Trails, Lifts, Parties, Send. The East Coast’s largest bike park is a playground like no other.
There’s plenty of support to pedal, which makes the Remedy behave fast and lively. If there’s something on the trail you want to hop over, you can preload the suspension and get good pop out of the bike, instead of it just sucking your energy. Bikes with as much noise-canceling effect are typically much more lethargic, but the Remedy is pure fun.
As if the Remedy wasn’t already good enough at smoothing stuff out, it now comes stock with some beefcake 2.6-inch tires, thanks to extra frame clearance. There’s actually now enough room, according to Trek, to fit 2.8inch tires.
While we’re back on the topic of updates, let’s rapid-fire through the rest of them, shall we? There’s 10 millimeters more seatpost insertion on the biggest three sizes to support longer dropper posts. The underside of the toptube has some threaded holes, because for some reason it’s become popular to clutter up and weigh down beautiful, lightweight bikes by lashing spare tubes and tools all over them.
Trek also steepened the seat tube by a degree, making the effective seat angle 74.5 and 75 degrees in low and high, respectively. Yes, the Remedy still has two geometry positions, even though you can’t see those Mino Link flip chips from the outside anymore. Trek relocated them to the inside of the link, which further refines and simplifies the look of the bike. And that pretty much covers the updates.
It probably won’t come as a surprise to read that I prefer the Remedy in the low setting. That’s what everyone says, but this is actually a new development for me, thanks to the steeper seat angle. Now, in low, it climbs like it used to in high, without sacrificing capability on descents. When the shock is in pedaling mode—which, because of the RE:aktiv valve, it’s sort of designed to be in all the time—the bike offers support for pedaling and a nearly perfect balance of suspension movement for traction and tracking.

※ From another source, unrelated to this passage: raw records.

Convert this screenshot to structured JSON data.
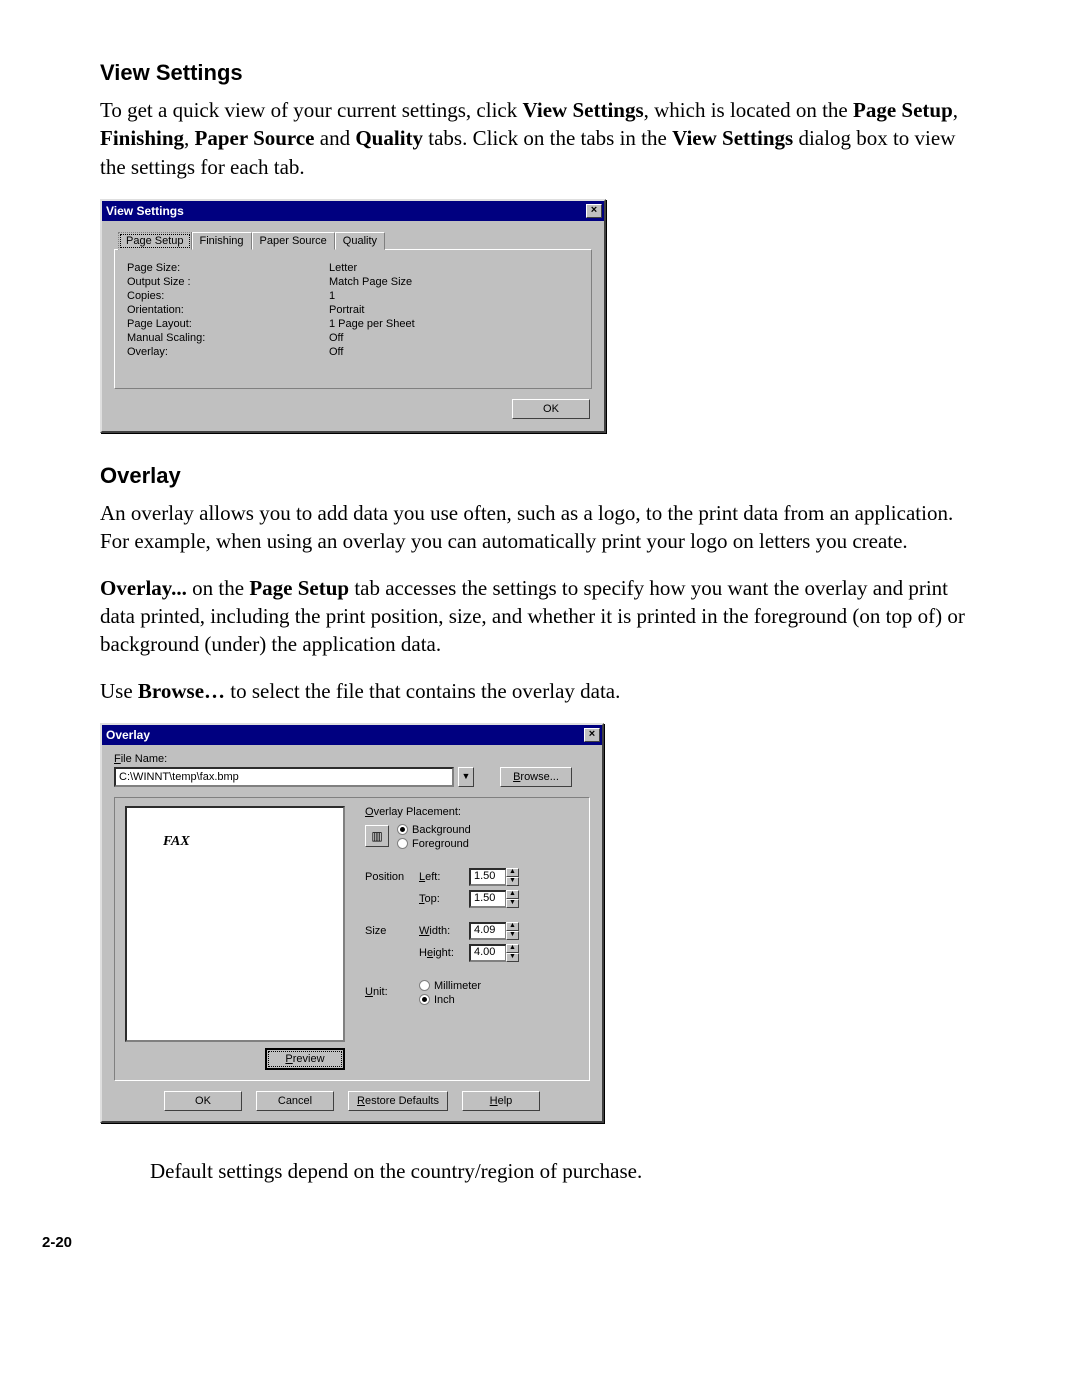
{
  "section1": {
    "title": "View Settings",
    "para": "To get a quick view of your current settings, click <b>View Settings</b>, which is located on the <b>Page Setup</b>, <b>Finishing</b>, <b>Paper Source</b> and <b>Quality</b> tabs. Click on the tabs in the <b>View Settings</b> dialog box to view the settings for each tab."
  },
  "viewSettingsDlg": {
    "title": "View Settings",
    "close": "×",
    "tabs": [
      "Page Setup",
      "Finishing",
      "Paper Source",
      "Quality"
    ],
    "activeTab": 0,
    "rows": [
      {
        "k": "Page Size:",
        "v": "Letter"
      },
      {
        "k": "Output Size :",
        "v": "Match Page Size"
      },
      {
        "k": "Copies:",
        "v": "1"
      },
      {
        "k": "Orientation:",
        "v": "Portrait"
      },
      {
        "k": "Page Layout:",
        "v": "1 Page per Sheet"
      },
      {
        "k": "Manual Scaling:",
        "v": "Off"
      },
      {
        "k": "Overlay:",
        "v": "Off"
      }
    ],
    "ok": "OK"
  },
  "section2": {
    "title": "Overlay",
    "p1": "An overlay allows you to add data you use often, such as a logo, to the print data from an application. For example, when using an overlay you can automatically print your logo on letters you create.",
    "p2": "<b>Overlay...</b> on the <b>Page Setup</b> tab accesses the settings to specify how you want the overlay and print data printed, including the print position, size, and whether it is printed in the foreground (on top of) or background (under) the application data.",
    "p3": "Use <b>Browse…</b> to select the file that contains the overlay data."
  },
  "overlayDlg": {
    "title": "Overlay",
    "close": "×",
    "fileNameLabel": "File Name:",
    "fileName": "C:\\WINNT\\temp\\fax.bmp",
    "browse": "Browse...",
    "previewLabel": "FAX",
    "previewBtn": "Preview",
    "placementLabel": "Overlay Placement:",
    "bg": "Background",
    "fg": "Foreground",
    "positionLabel": "Position",
    "leftLabel": "Left:",
    "topLabel": "Top:",
    "left": "1.50",
    "top": "1.50",
    "sizeLabel": "Size",
    "widthLabel": "Width:",
    "heightLabel": "Height:",
    "width": "4.09",
    "height": "4.00",
    "unitLabel": "Unit:",
    "mm": "Millimeter",
    "inch": "Inch",
    "ok": "OK",
    "cancel": "Cancel",
    "restore": "Restore Defaults",
    "help": "Help"
  },
  "caption": "Default settings depend on the country/region of purchase.",
  "pageNum": "2-20"
}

If you want to take advantage of the best sensitivity and responsiveness the shock has to offer on descents, run it in its open position. On fast, steep and rough descents, this is the way to get the ultimate grip and control. But, if you prefer a no-fuss, setand-forget situation, leaving it in pedal mode all the time lets the special RE:aktiv valve shine, which means the shock can automatically switch back and forth between pedal and descend modes. I sometimes prefer the feeling of descending in pedal mode because, instead of the bike feeling like a fully-open squishfest, the shock will provide these extra little hints of low-speed compression support when it can. Although, with the extra bit of mid-stroke support, leaving the shock in pedal mode is now more of a preference than the necessity it was on the first RE:aktiv shock.
There’s really not a lot to complain about on the new Remedy, but I’ll give it a go anyway. First off, I wonder if Trek could have added another 10 millimeters of reach and raised the seat angle another degree, to 470, and 75.5. I got used to it just fine, but my very first thought when I got on the bike was that it felt a bit short. Spec-wise, I’d like to see a longer-travel dropper post and an X01 cassette instead of the much heavier GX one. And, I hate saying this next part because I had such high hopes, but the new Shimano XT four-piston brakes didn’t amaze me. They are grabby at low speeds, and the finned pads rattle loudly, making an expensive bike feel not-so-expensive.
Seven grand is still spendy as hell, but Trek has dropped the price of the top-level 9.9 significantly. Recent 9.9-level models ran upwards of $8,400, so this is a steal, right? There might be better-priced, similarly-spec’d bikes out there, but Trek’s suspension is worth paying it. And if paying this much isn’t in the cards, the Remedy 9.8 comes equipped with the same exact shock and functionally similar spec for $5,500.